There is only so much multitasking you can do, and then you need to call in reinforcements. The maths are basic; there is more than one baby, so you need more than one adult to even things up a bit. Caring for newborn twins or triplets is hard work, and there is no shame in asking for some help.
If it is possible, it can help to have your partner home with you for as long as possible. If you can’t do this, make sure that you get your partner to help with all the baby-related jobs whenever they are home.
Call in friends and family to help as well. They can look after the babies while you sleep, tidy up while you feed, help you bathe them, or bring you food already prepared so you don’t need to spend time on this. Leave the non urgent laundry and when someone pops over to see the babies, ask them to put a load on and hang it out before they leave. Or ask them to help you fold the laundry as you sit and have a chat.
If you can afford it, get a cleaner or a meal delivery service for the first 3-6 months to help you. (Affiliate)
If you are struggling with settling your babies, then call in a sleep consultant.
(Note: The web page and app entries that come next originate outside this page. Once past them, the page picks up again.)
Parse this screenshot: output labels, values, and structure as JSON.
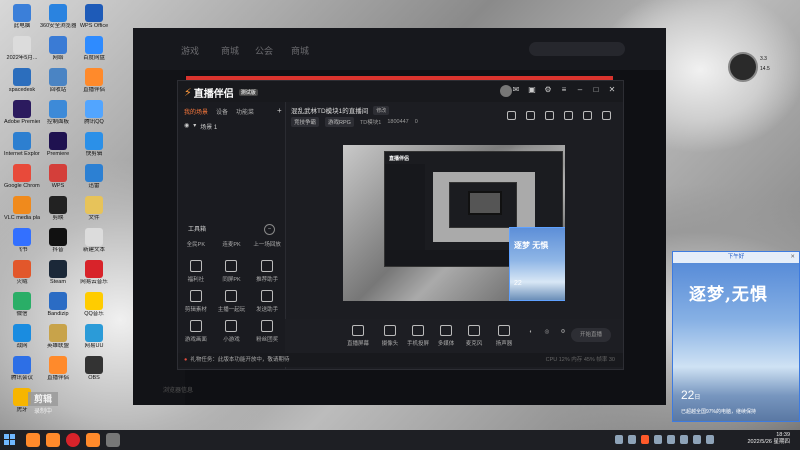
{
  "desktop": {
    "icons": [
      {
        "label": "此电脑",
        "color": "#3b7fd9"
      },
      {
        "label": "360安全浏览器",
        "color": "#2a83e0"
      },
      {
        "label": "WPS Office",
        "color": "#1e5bb8"
      },
      {
        "label": "2022年5月...",
        "color": "#dcdcdc"
      },
      {
        "label": "网络",
        "color": "#3a7bd5"
      },
      {
        "label": "百度网盘",
        "color": "#2e8bff"
      },
      {
        "label": "spacedesk",
        "color": "#2c6ebd"
      },
      {
        "label": "回收站",
        "color": "#4a84c4"
      },
      {
        "label": "直播伴侣",
        "color": "#ff8a2b"
      },
      {
        "label": "Adobe Premiere",
        "color": "#2b1a5e"
      },
      {
        "label": "控制面板",
        "color": "#3d8ad8"
      },
      {
        "label": "腾讯QQ",
        "color": "#52a5ff"
      },
      {
        "label": "Internet Explorer",
        "color": "#2d7fd0"
      },
      {
        "label": "Premiere",
        "color": "#1f1250"
      },
      {
        "label": "快剪辑",
        "color": "#2b90e8"
      },
      {
        "label": "Google Chrome",
        "color": "#e84a3a"
      },
      {
        "label": "WPS",
        "color": "#d43f3a"
      },
      {
        "label": "迅雷",
        "color": "#2c80d3"
      },
      {
        "label": "VLC media player",
        "color": "#f08a1c"
      },
      {
        "label": "剪映",
        "color": "#222"
      },
      {
        "label": "文件",
        "color": "#e7c35a"
      },
      {
        "label": "飞书",
        "color": "#3370ff"
      },
      {
        "label": "抖音",
        "color": "#111"
      },
      {
        "label": "新建文本",
        "color": "#dcdcdc"
      },
      {
        "label": "火绒",
        "color": "#e2572b"
      },
      {
        "label": "Steam",
        "color": "#1b2838"
      },
      {
        "label": "网易云音乐",
        "color": "#d8232a"
      },
      {
        "label": "微信",
        "color": "#2aae67"
      },
      {
        "label": "Bandizip",
        "color": "#2b6cc4"
      },
      {
        "label": "QQ音乐",
        "color": "#ffcc00"
      },
      {
        "label": "战网",
        "color": "#1a8ce0"
      },
      {
        "label": "英雄联盟",
        "color": "#c8a34a"
      },
      {
        "label": "网易UU",
        "color": "#2b9bd8"
      },
      {
        "label": "腾讯会议",
        "color": "#2d6fe6"
      },
      {
        "label": "直播伴侣",
        "color": "#ff8a2b"
      },
      {
        "label": "OBS",
        "color": "#333"
      },
      {
        "label": "虎牙",
        "color": "#f7b500"
      }
    ]
  },
  "bg_app": {
    "tabs": [
      "游戏",
      "商城",
      "公会",
      "商城"
    ],
    "footer": "浏览器信息"
  },
  "window": {
    "app_name": "直播伴侣",
    "app_badge": "测试版",
    "left_tabs": [
      "我的场景",
      "设备",
      "功能菜"
    ],
    "add_label": "+",
    "scene_label": "场景 1",
    "tools_title": "工具箱",
    "tool_rows": [
      [
        "全民PK",
        "连麦PK",
        "上一场回放"
      ],
      [
        "福利社",
        "同屏PK",
        "推荐助手"
      ],
      [
        "剪辑素材",
        "主播一起玩",
        "发送助手"
      ],
      [
        "游戏画面",
        "小游戏",
        "粉丝团奖"
      ]
    ],
    "room_title": "混乱武林TD模块1的直播间",
    "edit_label": "修改",
    "room_tags": [
      "竞技争霸",
      "游戏RPG",
      "TD模块1",
      "1800447",
      "0"
    ],
    "controls": [
      "直播屏幕",
      "摄像头",
      "手机投屏",
      "多媒体",
      "麦克风",
      "扬声器"
    ],
    "start_label": "开始直播",
    "notice": "礼物任务：此版本功能开放中，敬请期待",
    "stats": "CPU 12%   内存 45%   帧率 30"
  },
  "preview": {
    "title": "直播伴侣",
    "card_text": "逐梦 无惧",
    "card_day": "22"
  },
  "widget": {
    "header": "下午好",
    "calligraphy": "逐梦,无惧",
    "day": "22",
    "day_suffix": "日",
    "message": "已超越全国97%的电脑，继续保持"
  },
  "gauge": {
    "values": [
      "3.3",
      "14.5"
    ]
  },
  "taskbar": {
    "time": "18:39",
    "date": "2022/5/26 星期四",
    "overlay_badge": "剪辑",
    "overlay_badge_sub": "录制中"
  },
  "colors": {
    "accent": "#ff7a3c",
    "red_bar": "#d8332d",
    "widget_border": "#3d7be0"
  }
}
Twinfo has a large number of sleep consultants, all of whom have extensive multiple birth experience. And all do online consults.
If you have a spare room, then look into getting an AuPair or someone to assist your family. Check out The Room Xchange and Xchange your spare room for help around the house.
Prioritise (and learn to let things go)
Accept that 24 hours a day will be required when caring for newborn twins or triplets. Anything else that gets done is a bonus.
One of the hardest things you can do is prioritise what needs to be done, and learn to let the rest go. This might include:
- Letting housework tasks go that aren’t relevant to caring for your babies and yourself
- Asking friends to come to you to visit
- If you have any spare time, you should still be putting yourself first. Don’t dust the entrance or vacuum the guest bedroom if you really should go for a walk to clear your head, sit down alone with a magazine or get a massage or haircut.
Write a priority list of bonus tasks
It might help to write down all of the extra tasks that could be done (and be ruthless) in list of priority. If you get a moment, or if blissfully someone else appears and offers to help, then you can do the top thing on the priority list.
Your mental and physical health should take priority over the house and anything other people want or need. If you need a tidy house to stay sane, then housework duties will reasonably be on your priority list, because you need this. But this bonus tasks list should be written from the perspective of what you need, not what you think you should be doing, or what any other person thinks or needs.
Parents of multiples are more likely to suffer from Post Natal Depression, so it is very important to take some time for yourself.
Having the list already written can help you from guilting yourself into folding up clothes or ironing partner’s workshirts when this is lower on your priority list than say your own personal hygiene or exercise. It might be easier to be intimate with your partner in the middle of all the mess if you put that high on your list and mentally accept that it is more important than tidying.
Sample priority list
If we imagine that everything to do with the babies and your own basic needs are covered in the regular schedule, this list is for any bonus tasks you get time for. If you find a spare moment or your babies are oddly in sync, or your partner or someone else is there, then you can tackle something on this list.
Write up your priority list in the order based on what you need to stay happy. It might look something like this:
- Spend time catching up on Facebook and texting friends
- Have a long bath and read
- Vacuum babies’ room and main living areas
- Clean toilet, bath, and shower
- Spend time alone with your partner
- Get some exercise
- Do some extra food prep and freeze
- Wash floors
- Get a haircut or massage
- Sort through babies’ clothes
- Have a coffee out with friends
When you get time, do something on the list, but stick with what is a priority to keep you happy and healthy. The babies are all looked after – now it’s the parents turn!
If you have tips on how to manage your babies’ schedule, or on saving time, we would love to hear it!